Definition of CDO-squared

The creation of securities known as CDOs (collateralised debt obligations) formed a new wave in the securitisation process. CDO issuers purchased different tranches of mortgage backed securities (MBS) and pooled them together with other asset-backed securities (ABS) - these are backed by car loans, student loans, credit card payments and other assets.

They were tranched so ‘senior’, CDOs were backed by highly rated MBS and other ABS, while ‘mezzanine’ tranches pooled together a higher proportion of junior tranches.

In contrast to an MBS where the underlying pool of assets was actual mortgages, in the case of CDOs the assets were the securities that received mortgage payments. CDOs, therefore, can be viewed as re-securitised securities.

Once the pool of ABS and MBS were pooled, these then could be tranched and CDO securities could be issued via special purpose vehicles (SPVs) with varying risk-return and maturity profiles.

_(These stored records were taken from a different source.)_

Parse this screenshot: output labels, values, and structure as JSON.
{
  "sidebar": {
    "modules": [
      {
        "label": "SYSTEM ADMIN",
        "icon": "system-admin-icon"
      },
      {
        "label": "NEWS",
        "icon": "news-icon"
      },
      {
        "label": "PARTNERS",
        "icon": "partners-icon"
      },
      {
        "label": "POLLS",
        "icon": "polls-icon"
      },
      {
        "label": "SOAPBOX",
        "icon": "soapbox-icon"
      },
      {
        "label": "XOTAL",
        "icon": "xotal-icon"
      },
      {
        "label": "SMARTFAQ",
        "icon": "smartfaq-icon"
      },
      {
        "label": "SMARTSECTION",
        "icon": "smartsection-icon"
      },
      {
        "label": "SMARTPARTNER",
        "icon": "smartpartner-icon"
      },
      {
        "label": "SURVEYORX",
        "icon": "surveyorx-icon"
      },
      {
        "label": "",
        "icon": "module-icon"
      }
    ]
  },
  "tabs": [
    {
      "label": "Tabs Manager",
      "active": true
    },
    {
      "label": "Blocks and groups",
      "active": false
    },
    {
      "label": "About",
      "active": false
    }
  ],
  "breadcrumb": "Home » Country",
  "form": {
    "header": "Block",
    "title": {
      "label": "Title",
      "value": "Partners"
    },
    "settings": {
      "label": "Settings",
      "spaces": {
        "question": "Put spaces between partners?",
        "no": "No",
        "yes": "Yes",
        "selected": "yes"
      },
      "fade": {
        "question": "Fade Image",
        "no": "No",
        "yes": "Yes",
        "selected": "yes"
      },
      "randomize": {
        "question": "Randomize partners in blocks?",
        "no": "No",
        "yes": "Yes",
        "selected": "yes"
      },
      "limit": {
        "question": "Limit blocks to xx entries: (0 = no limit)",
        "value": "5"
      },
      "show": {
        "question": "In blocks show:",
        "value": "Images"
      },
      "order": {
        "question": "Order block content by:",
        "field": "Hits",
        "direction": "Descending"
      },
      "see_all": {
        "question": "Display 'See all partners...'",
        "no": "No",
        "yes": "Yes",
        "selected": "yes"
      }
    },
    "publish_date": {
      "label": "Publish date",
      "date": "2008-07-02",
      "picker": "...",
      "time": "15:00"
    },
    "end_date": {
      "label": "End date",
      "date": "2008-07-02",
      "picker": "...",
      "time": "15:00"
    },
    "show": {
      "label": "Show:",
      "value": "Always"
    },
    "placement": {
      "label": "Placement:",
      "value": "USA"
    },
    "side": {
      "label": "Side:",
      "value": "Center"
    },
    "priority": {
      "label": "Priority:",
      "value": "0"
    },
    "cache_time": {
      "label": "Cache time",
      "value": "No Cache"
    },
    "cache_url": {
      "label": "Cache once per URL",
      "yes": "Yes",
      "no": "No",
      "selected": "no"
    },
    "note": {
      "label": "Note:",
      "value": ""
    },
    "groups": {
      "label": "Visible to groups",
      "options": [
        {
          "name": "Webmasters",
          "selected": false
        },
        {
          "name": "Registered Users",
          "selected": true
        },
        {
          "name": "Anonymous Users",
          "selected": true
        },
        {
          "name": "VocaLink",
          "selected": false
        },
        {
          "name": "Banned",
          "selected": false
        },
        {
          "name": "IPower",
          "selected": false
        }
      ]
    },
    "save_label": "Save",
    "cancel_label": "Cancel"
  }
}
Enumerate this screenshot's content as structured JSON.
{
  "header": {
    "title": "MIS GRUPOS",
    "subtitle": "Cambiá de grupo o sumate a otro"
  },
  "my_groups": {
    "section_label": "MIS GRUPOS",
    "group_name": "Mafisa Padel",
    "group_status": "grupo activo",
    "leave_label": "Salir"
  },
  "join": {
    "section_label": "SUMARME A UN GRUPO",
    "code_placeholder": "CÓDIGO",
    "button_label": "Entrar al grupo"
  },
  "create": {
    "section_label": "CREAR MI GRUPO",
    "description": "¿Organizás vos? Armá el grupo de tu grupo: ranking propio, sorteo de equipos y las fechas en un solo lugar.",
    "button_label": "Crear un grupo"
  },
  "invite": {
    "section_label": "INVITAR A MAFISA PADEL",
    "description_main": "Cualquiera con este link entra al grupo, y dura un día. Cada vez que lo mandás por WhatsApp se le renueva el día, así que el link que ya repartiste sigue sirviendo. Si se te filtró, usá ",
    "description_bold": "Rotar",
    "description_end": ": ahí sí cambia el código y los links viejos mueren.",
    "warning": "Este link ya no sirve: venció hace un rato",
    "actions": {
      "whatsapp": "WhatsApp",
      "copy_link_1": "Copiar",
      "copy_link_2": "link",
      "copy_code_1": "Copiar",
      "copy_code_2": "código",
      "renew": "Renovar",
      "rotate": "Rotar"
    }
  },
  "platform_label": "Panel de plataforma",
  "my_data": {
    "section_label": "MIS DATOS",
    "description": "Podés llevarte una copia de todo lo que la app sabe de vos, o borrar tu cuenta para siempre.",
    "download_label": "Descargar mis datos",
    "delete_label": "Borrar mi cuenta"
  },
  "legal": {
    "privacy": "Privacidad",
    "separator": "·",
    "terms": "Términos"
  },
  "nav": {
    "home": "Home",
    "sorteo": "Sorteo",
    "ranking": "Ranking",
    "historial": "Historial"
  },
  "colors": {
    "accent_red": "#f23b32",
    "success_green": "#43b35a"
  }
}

Following on from this, SPVs could then construct portfolios comprising an array of CDOs and they could issue instruments backed by these portfolios of CDOs – these are known as CDO-squared.

In theory the process could go on and on so long as investors had confidence in the collateral backing the securities. With the onset of the subprime criss and collapse in confidence in collateral valuation (linked to slumping property values) this resulted in a collapse of the CDO-squared and CDO market.  [1]